Major themes in the zooarchaeological record regarding livestock and animal husbandry in England from the 5th to 11th Centuries AD are reviewed.
Beekeeping has been a practice going back to ancient times, and during the Middle Ages one could find many farms that kept beehives and collected honey. However, few medieval texts offer indepth information on how this was done. One
Have a pest troubling you? In the Middle Ages, you could try these remedies to get rid of them – poisons, traps, or even writing a letter to them!
In other words, when spreading among cattle, a now-extinct morbillivirus episodically colonized and spread in human populations during the early Middle Ages.
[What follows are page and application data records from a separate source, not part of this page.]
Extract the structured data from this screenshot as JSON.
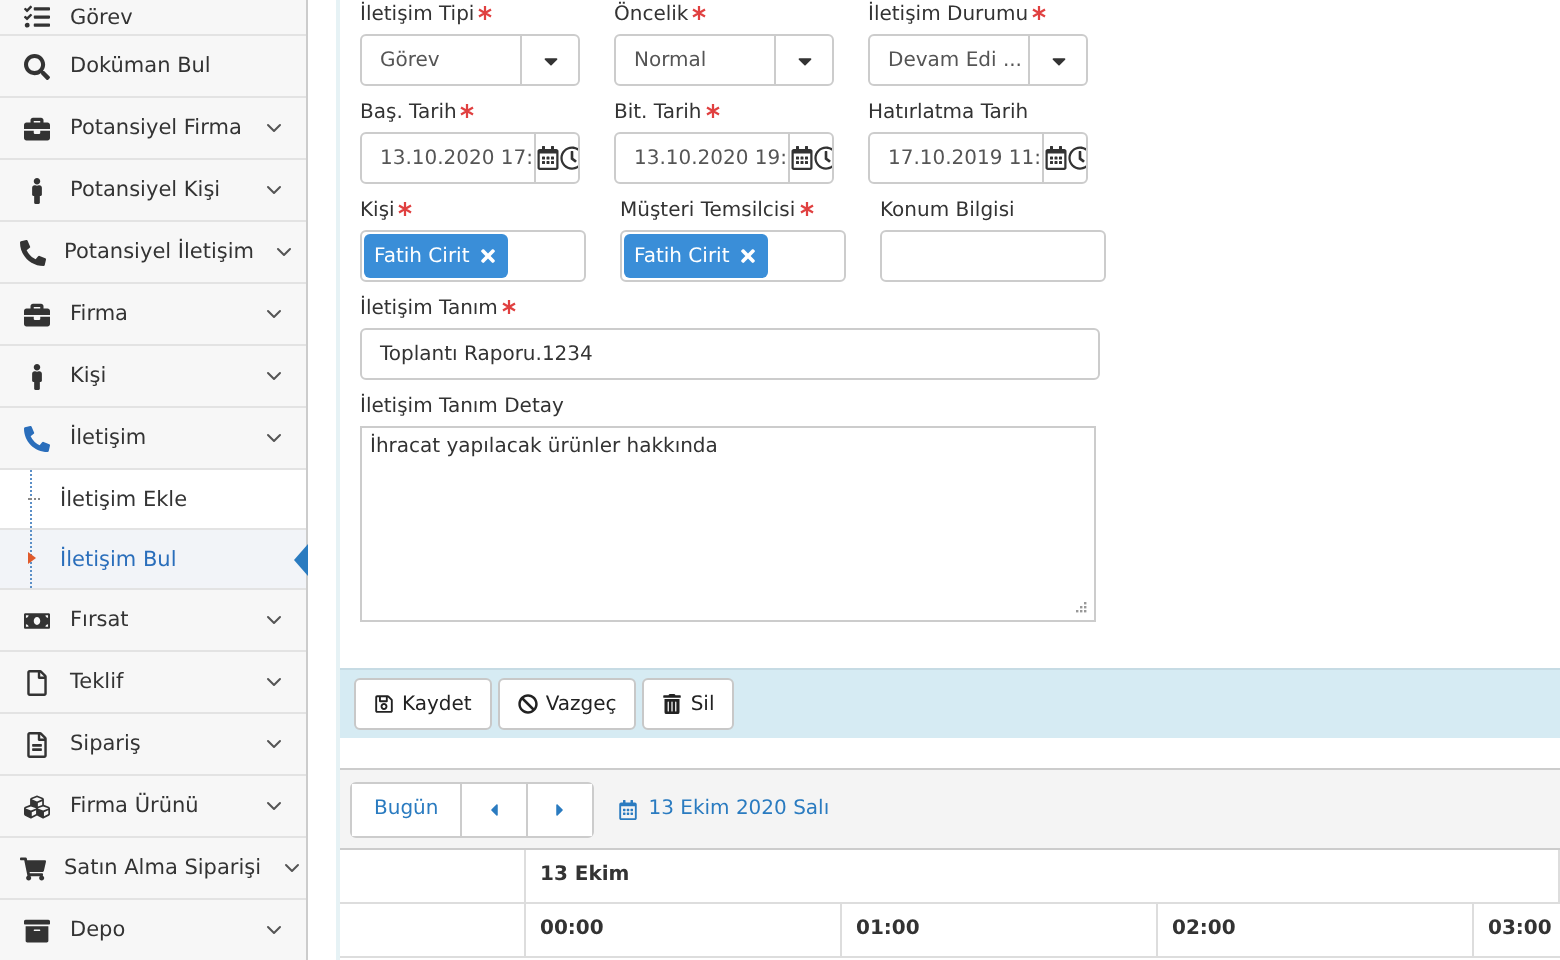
{
  "sidebar": {
    "items": [
      {
        "label": "Görev",
        "expandable": false,
        "selected": false
      },
      {
        "label": "Doküman Bul",
        "expandable": false,
        "selected": false
      },
      {
        "label": "Potansiyel Firma",
        "expandable": true,
        "selected": false
      },
      {
        "label": "Potansiyel Kişi",
        "expandable": true,
        "selected": false
      },
      {
        "label": "Potansiyel İletişim",
        "expandable": true,
        "selected": false
      },
      {
        "label": "Firma",
        "expandable": true,
        "selected": false
      },
      {
        "label": "Kişi",
        "expandable": true,
        "selected": false
      },
      {
        "label": "İletişim",
        "expandable": true,
        "selected": true,
        "children": [
          {
            "label": "İletişim Ekle",
            "selected": false
          },
          {
            "label": "İletişim Bul",
            "selected": true
          }
        ]
      },
      {
        "label": "Fırsat",
        "expandable": true,
        "selected": false
      },
      {
        "label": "Teklif",
        "expandable": true,
        "selected": false
      },
      {
        "label": "Sipariş",
        "expandable": true,
        "selected": false
      },
      {
        "label": "Firma Ürünü",
        "expandable": true,
        "selected": false
      },
      {
        "label": "Satın Alma Siparişi",
        "expandable": true,
        "selected": false
      },
      {
        "label": "Depo",
        "expandable": true,
        "selected": false
      }
    ]
  },
  "form": {
    "rows": [
      [
        {
          "label": "İletişim Tipi",
          "required": true,
          "kind": "select",
          "value": "Görev"
        },
        {
          "label": "Öncelik",
          "required": true,
          "kind": "select",
          "value": "Normal"
        },
        {
          "label": "İletişim Durumu",
          "required": true,
          "kind": "select",
          "value": "Devam Edi ..."
        }
      ],
      [
        {
          "label": "Baş. Tarih",
          "required": true,
          "kind": "datetime",
          "value": "13.10.2020 17:"
        },
        {
          "label": "Bit. Tarih",
          "required": true,
          "kind": "datetime",
          "value": "13.10.2020 19:"
        },
        {
          "label": "Hatırlatma Tarih",
          "required": false,
          "kind": "datetime",
          "value": "17.10.2019 11:"
        }
      ],
      [
        {
          "label": "Kişi",
          "required": true,
          "kind": "tags",
          "tags": [
            "Fatih Cirit"
          ]
        },
        {
          "label": "Müşteri Temsilcisi",
          "required": true,
          "kind": "tags",
          "tags": [
            "Fatih Cirit"
          ]
        },
        {
          "label": "Konum Bilgisi",
          "required": false,
          "kind": "text"
        }
      ]
    ],
    "title_field": {
      "label": "İletişim Tanım",
      "required": true,
      "value": "Toplantı Raporu.1234"
    },
    "detail_field": {
      "label": "İletişim Tanım Detay",
      "required": false,
      "value": "İhracat yapılacak ürünler hakkında"
    }
  },
  "actions": [
    {
      "label": "Kaydet"
    },
    {
      "label": "Vazgeç"
    },
    {
      "label": "Sil"
    }
  ],
  "scheduler": {
    "today": "Bugün",
    "date": "13 Ekim 2020 Salı",
    "day": "13 Ekim",
    "hours": [
      "00:00",
      "01:00",
      "02:00",
      "03:00"
    ]
  }
}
A new study, covering the last 2000 years of livestock animals such as cattle, pigs, sheep and goats, has revealed that in Spain these animals were at their smallest size during the 8th and 9th centuries.
Environmental archaeologist and Professor of Archeology at Reading, Dr. Aleks Pluskowski, examined Malbork and several other sites across Eastern and Northern Europe in his recent paper, The Ecology of Crusading: The Environmental Impact of Holy War, Colonisation, and Religious Conversion in the Medieval Baltic. Pluskowski is keenly interested in the impact the Teutonic Knights and Christian colonisation had on the region. His ambitious 4 year project on the ecological changes in this area recently came to a close at the end of 2014.
A multi proxy approach was applied in the reconstruction of the architecture of Medieval horse stable architecture, the maintenance practices associated with that structure as well as horse alimentation at the beginning of 13th century in Central Europe.
This paper presents an analysis of Ellwangen Abbey’s polyptych of 1337, with a view to understanding better the nature of the south German rural economy in this period.
Of sagas and sheep: Toward a historical anthropology of social change and production for market, subsistence and tribute in early Iceland
This dissertation deals with the formation of chiefdoms, communities, ecclesiastical institutions and state, and with production for market, subsistence and tribute in early Iceland in the context of climatic change and ecological succession.
The essay illuminates some of the ways that early medieval Italian communities engaged their environmental inheritance, how they recast the stolid olive to fit local contingencies.
This study endeavours to discuss the Cistercian monasteries of Leinster with regard to their physical location in the landscape, the agricultural contribution of the monks to the broader social and economic world and the interaction between the cloistered monks and the secular world.
This thesis explores peasant life of the thirteenth and fourteenth centuries in England from information found in the manorial court rolls-the village court records–of Ramsey Hepman grove and Bury.
During the autumn season when imagery of the harvest is all around, it can be easy to forget that the cornucopia of produce yielded is the product of year round effort.
An important aspect of medieval Icelandic social organization, namely the manor, has been neglected in previous research, and very little research has been undertaken comparing Icelandic manorial organization with other regions. This article focuses on one aspect of manorial organization, namely the manorial demesne or central farm of the manor.
In this book an analysis of over 300 animal bone assemblages from English Saxon and Scandinavian sites is presented. The data set is summarised in extensive tables for use as comparanda for future archaeozoological studies.
What did medieval peasants do on a farm? Here is a month to month guide!
This work is intended as an exploration of methods of time-reckoning and conception in Medieval Scandinavia. In the main this is tied to the dynamism between a duality: that of the cyclical and linear models of time‟s progression. Involved in this study are sources verbal and pictoral.
A year-long study will begin this fall that will look look at herding economies in the Orkney Isles from the 8th to the 15th century AD.
A new study on domestic chickens has revealed that until the end of the Middle Ages they looked very different from the ones we see on farms today.
This paper presents a summary of an on-going PhD project that aims to re-assess the role of goats in the medieval economy and society of England.